Records from a data source:
○ ○ ○ ○ ○

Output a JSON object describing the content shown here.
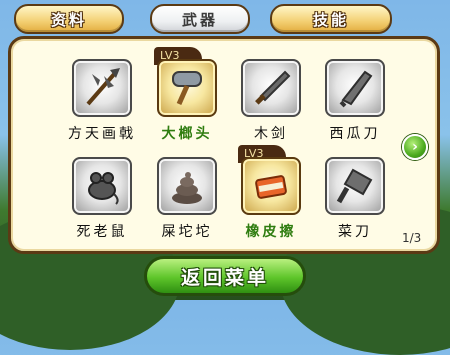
{
  "tabs": [
    {
      "label": "资料",
      "active": false
    },
    {
      "label": "武器",
      "active": true
    },
    {
      "label": "技能",
      "active": false
    }
  ],
  "items": [
    {
      "name": "方天画戟",
      "icon": "halberd-icon",
      "level": null,
      "highlight": false
    },
    {
      "name": "大榔头",
      "icon": "hammer-icon",
      "level": "LV3",
      "highlight": true
    },
    {
      "name": "木剑",
      "icon": "wooden-sword-icon",
      "level": null,
      "highlight": false
    },
    {
      "name": "西瓜刀",
      "icon": "machete-icon",
      "level": null,
      "highlight": false
    },
    {
      "name": "死老鼠",
      "icon": "dead-rat-icon",
      "level": null,
      "highlight": false
    },
    {
      "name": "屎坨坨",
      "icon": "poop-icon",
      "level": null,
      "highlight": false
    },
    {
      "name": "橡皮擦",
      "icon": "eraser-icon",
      "level": "LV3",
      "highlight": true
    },
    {
      "name": "菜刀",
      "icon": "cleaver-icon",
      "level": null,
      "highlight": false
    }
  ],
  "pagination": {
    "text": "1/3"
  },
  "back_button": {
    "label": "返回菜单"
  },
  "colors": {
    "selected_text": "#2f7d10",
    "panel": "#fffce6",
    "button": "#5ec52a"
  }
}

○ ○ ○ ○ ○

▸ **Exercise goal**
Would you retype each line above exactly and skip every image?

▸ **Response to this exercise**
Output a JSON object describing the content shown here.
{
  "tabs": [
    {
      "label": "资料",
      "active": false
    },
    {
      "label": "武器",
      "active": true
    },
    {
      "label": "技能",
      "active": false
    }
  ],
  "items": [
    {
      "name": "方天画戟",
      "icon": "halberd-icon",
      "level": null,
      "highlight": false
    },
    {
      "name": "大榔头",
      "icon": "hammer-icon",
      "level": "LV3",
      "highlight": true
    },
    {
      "name": "木剑",
      "icon": "wooden-sword-icon",
      "level": null,
      "highlight": false
    },
    {
      "name": "西瓜刀",
      "icon": "machete-icon",
      "level": null,
      "highlight": false
    },
    {
      "name": "死老鼠",
      "icon": "dead-rat-icon",
      "level": null,
      "highlight": false
    },
    {
      "name": "屎坨坨",
      "icon": "poop-icon",
      "level": null,
      "highlight": false
    },
    {
      "name": "橡皮擦",
      "icon": "eraser-icon",
      "level": "LV3",
      "highlight": true
    },
    {
      "name": "菜刀",
      "icon": "cleaver-icon",
      "level": null,
      "highlight": false
    }
  ],
  "pagination": {
    "text": "1/3"
  },
  "back_button": {
    "label": "返回菜单"
  },
  "colors": {
    "selected_text": "#2f7d10",
    "panel": "#fffce6",
    "button": "#5ec52a"
  }
}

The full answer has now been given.